There’s an old adage that goes something like this: the only two creatures on the planet who will survive a nuclear holocaust are cockroaches… and Keith Richards. The good news about the apocalypse is, there will be plenty to eat, and the menu will be free of rolling stones.
If you’re stumped, you clearly haven’t heard about the latest protein diet sweeping the terroir: insect du jour. Baked Beetles via Bangkok. Fried grasshoppers from Guadalajara. Sautéed Capetown caterpillars and Butterfly Eggs in Bangladesh. Andrew Zimmern’s mouth is watering.
Turns out there are literally thousands of edible insects waiting to crawl across your palette with multiple legs, and food scientists are unwavering about their nutritional value.
The latest round of lab tests by the UN Food and Agricultural Organization prove that in the protein category, certain toe-biters stack up evenly with chicken, pork and beef, and most have far more iron. It shouldn’t surprise you that a basket of fried Jerusalem crickets are hands down healthier than deep fried buffalo wings, and about 1/10th the cholesterol. Dipped into ranch dressing, you’re beer-swilling football buddies won’t even know the difference.
Chowing bugs, AKA entomophagy, is well established in the far east. It’s been an voluntary alternate food source for decades, with the insecticide flavor pallete ranging from earthy to shroomy to nutty to crawfish-like, (which makes sense, cause ya’ll in N’awlins’ calls’em mudbugs). The right kind of larvae are nothing short of a delicacy, with the added bonus of being off the charts in omega 3’s.
The fad has hardly caught on stateside, save Zimmern’s Travel Channel show and reality debacles like Fear Factor. It’s surprising they haven’t tackled the issue in The Walking Dead where you’d imagine food shortages being more dire than they’ve been portrayed.
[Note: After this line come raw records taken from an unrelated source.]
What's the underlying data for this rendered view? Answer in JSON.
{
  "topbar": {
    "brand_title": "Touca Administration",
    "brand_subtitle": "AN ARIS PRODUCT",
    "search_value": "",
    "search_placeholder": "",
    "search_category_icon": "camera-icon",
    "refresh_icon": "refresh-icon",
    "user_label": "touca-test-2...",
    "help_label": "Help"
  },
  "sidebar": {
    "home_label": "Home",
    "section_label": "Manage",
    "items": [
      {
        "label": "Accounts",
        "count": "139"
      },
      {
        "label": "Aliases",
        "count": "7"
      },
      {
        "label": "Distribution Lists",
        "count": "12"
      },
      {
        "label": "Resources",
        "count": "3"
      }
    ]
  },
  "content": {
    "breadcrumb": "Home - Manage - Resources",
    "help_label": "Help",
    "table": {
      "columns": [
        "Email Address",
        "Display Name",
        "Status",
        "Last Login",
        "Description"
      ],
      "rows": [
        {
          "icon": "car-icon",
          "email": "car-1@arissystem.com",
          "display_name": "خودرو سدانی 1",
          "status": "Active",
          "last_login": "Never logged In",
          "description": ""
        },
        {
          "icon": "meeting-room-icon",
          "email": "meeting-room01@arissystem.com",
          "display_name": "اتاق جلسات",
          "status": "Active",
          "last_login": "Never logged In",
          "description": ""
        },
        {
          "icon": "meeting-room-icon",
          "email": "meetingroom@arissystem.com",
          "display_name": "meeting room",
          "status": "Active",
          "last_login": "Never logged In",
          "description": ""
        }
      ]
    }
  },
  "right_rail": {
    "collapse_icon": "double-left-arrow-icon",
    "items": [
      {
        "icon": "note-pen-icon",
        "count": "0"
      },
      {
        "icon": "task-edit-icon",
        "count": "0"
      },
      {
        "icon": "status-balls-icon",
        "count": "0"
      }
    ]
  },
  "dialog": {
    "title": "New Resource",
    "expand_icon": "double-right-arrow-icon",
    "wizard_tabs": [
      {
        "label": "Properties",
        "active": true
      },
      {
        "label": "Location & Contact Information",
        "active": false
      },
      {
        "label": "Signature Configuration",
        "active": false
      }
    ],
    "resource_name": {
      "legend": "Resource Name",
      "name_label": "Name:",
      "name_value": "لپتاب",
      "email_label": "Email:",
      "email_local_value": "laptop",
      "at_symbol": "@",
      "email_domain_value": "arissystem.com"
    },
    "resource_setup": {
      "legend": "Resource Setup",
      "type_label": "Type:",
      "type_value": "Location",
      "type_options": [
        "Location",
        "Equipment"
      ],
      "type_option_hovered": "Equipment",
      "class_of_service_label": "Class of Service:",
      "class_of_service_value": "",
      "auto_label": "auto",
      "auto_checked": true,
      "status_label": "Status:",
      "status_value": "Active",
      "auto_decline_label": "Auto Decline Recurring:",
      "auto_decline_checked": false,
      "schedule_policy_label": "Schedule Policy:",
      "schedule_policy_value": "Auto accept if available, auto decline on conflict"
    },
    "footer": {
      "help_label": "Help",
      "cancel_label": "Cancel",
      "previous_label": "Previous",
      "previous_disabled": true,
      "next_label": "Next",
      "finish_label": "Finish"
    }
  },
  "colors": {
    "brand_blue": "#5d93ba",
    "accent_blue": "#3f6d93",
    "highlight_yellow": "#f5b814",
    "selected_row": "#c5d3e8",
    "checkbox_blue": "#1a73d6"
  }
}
I want a scene where two desperate, dirty survivors are brawling over the last dragon-fly patty, only to lose it to a zombie sensing a tiny drop of blood inside the little bugger. The survivors would skulk back to their camp and settle for yet another night around the campfire, dining on boring black ant enchiladas.
I can’t wait for the moment Costco’s stocking mass packages of chemically flavored arachnids. “’Scuse me, where are the Kirkland BBQ’d Tarantula chips?” You’d ask, basket overflowing. “Aisle 37.” Would be the reply, “Between the Kirkland Salt’n’Pepper scorpions and Kirkland Waterbug filets. 5000 are only $24.95.”
The odds of them being out of stock are nil. Insects reproduce ten times faster than mammals, so the supply chain will forever flow. And as the trend turns from hokey to wildly profitable, farmers will migrate en masse from pricey cattle and certified organic produce, to far more affordable insects, (pesticide free!)
I can taste the revolution in fusion cuisine. And I look forward to obsessive/compulsive food-bloggers snapping pictures of their nuevo small-plate insect dishes before diving in. But if it all sounds thoroughly inedible, just consider that most insects won’t have the slightest hesitation dining on you.